- [Task details]: Only the lines holding "name" are wanted. Copy every one from the records below.

- [Extracted data]:
###
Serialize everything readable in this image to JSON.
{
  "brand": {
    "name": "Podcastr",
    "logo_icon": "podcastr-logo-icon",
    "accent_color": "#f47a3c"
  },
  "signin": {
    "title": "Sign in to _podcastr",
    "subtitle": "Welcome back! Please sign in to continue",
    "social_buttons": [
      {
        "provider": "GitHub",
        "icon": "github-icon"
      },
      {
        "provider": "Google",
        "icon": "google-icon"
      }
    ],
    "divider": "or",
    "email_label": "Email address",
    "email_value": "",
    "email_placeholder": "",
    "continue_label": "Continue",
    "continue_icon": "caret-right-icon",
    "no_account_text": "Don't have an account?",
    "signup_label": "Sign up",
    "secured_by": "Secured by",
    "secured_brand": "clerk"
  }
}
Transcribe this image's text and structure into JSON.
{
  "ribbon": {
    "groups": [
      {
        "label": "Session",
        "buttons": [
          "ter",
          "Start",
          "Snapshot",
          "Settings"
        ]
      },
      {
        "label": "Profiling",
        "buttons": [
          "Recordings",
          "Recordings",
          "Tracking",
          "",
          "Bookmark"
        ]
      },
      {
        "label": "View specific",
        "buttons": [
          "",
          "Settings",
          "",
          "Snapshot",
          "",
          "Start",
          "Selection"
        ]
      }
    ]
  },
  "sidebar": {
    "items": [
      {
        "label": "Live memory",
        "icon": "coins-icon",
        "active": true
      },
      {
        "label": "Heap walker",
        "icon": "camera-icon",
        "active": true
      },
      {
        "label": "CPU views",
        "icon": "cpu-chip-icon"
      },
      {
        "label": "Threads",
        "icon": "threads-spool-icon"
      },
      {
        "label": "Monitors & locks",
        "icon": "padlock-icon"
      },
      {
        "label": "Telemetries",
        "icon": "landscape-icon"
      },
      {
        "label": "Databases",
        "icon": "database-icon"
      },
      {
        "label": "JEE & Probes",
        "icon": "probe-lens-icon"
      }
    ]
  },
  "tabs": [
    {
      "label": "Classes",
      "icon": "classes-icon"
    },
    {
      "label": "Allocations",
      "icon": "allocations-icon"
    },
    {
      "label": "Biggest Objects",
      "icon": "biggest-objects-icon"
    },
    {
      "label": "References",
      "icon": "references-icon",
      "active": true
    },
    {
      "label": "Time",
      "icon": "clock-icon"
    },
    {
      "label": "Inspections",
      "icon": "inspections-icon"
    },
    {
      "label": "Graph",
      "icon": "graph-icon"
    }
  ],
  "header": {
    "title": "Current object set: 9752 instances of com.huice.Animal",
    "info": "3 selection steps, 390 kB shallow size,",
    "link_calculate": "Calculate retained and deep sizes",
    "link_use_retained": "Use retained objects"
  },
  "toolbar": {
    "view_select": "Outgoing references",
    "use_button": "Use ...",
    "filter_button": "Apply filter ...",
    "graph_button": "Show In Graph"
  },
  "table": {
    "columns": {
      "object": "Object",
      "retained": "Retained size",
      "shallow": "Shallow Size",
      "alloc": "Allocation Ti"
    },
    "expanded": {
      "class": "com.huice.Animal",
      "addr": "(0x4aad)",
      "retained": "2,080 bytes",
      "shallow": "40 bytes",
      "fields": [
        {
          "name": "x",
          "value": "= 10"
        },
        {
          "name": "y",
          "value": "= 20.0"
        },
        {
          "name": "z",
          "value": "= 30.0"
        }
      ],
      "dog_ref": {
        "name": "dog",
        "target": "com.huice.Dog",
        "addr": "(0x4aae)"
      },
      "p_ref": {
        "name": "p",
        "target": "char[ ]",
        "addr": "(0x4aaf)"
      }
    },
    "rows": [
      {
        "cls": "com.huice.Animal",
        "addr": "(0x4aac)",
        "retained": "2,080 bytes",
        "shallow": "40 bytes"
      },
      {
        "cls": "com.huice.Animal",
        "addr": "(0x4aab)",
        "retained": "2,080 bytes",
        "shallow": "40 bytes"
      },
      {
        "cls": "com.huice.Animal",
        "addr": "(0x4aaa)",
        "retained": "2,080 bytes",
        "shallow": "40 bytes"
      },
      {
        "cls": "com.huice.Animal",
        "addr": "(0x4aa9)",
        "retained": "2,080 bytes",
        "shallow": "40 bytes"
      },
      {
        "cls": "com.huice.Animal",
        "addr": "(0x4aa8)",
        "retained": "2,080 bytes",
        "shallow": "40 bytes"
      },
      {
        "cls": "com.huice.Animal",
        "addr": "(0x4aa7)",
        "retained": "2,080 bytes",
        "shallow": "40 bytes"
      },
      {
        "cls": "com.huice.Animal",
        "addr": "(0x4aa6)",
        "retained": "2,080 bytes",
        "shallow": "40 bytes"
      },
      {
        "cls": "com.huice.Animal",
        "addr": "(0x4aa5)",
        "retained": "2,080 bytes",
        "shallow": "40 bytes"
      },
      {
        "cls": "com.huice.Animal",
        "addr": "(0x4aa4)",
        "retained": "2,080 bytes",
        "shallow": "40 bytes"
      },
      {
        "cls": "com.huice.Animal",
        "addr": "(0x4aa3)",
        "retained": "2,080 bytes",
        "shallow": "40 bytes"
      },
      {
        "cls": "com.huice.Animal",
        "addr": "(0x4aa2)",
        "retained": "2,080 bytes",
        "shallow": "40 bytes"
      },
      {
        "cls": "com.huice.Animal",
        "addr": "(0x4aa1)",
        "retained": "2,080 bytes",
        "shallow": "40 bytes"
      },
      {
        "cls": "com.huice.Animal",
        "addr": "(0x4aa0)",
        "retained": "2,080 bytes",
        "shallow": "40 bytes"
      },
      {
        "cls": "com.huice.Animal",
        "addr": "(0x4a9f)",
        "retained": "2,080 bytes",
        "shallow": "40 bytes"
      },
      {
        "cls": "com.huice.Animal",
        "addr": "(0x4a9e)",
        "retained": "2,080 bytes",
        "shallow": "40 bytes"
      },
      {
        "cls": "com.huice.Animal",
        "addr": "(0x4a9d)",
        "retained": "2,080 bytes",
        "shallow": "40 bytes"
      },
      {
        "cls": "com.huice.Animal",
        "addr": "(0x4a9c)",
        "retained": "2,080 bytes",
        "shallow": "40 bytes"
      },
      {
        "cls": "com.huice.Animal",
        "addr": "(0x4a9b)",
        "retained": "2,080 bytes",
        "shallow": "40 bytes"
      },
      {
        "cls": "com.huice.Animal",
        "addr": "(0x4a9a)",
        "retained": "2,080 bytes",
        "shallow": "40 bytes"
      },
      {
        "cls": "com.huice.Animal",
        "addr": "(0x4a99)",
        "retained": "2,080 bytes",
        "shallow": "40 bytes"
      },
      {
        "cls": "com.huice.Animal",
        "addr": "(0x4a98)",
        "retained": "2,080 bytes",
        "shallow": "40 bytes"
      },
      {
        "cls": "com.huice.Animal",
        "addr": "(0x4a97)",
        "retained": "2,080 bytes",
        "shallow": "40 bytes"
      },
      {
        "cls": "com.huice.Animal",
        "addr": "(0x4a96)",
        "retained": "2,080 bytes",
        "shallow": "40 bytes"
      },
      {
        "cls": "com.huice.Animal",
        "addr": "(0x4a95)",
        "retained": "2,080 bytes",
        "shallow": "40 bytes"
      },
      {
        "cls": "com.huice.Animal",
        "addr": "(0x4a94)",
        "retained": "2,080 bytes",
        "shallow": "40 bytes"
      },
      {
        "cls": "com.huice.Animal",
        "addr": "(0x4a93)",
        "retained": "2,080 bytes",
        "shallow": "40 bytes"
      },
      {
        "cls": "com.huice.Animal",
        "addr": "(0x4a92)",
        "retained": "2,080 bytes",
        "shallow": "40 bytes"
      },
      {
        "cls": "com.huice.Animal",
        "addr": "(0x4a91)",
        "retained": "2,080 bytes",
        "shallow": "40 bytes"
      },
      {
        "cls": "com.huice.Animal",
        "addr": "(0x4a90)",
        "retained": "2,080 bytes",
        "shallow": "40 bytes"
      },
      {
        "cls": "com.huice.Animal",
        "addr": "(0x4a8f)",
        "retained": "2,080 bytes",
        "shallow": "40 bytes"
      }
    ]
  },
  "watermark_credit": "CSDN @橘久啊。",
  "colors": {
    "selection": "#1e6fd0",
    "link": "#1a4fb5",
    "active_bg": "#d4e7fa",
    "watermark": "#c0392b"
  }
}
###
- [Reply]:
    "name": "Podcastr",
          "name": "x",
          "name": "y",
          "name": "z",
        "name": "dog",
        "name": "p",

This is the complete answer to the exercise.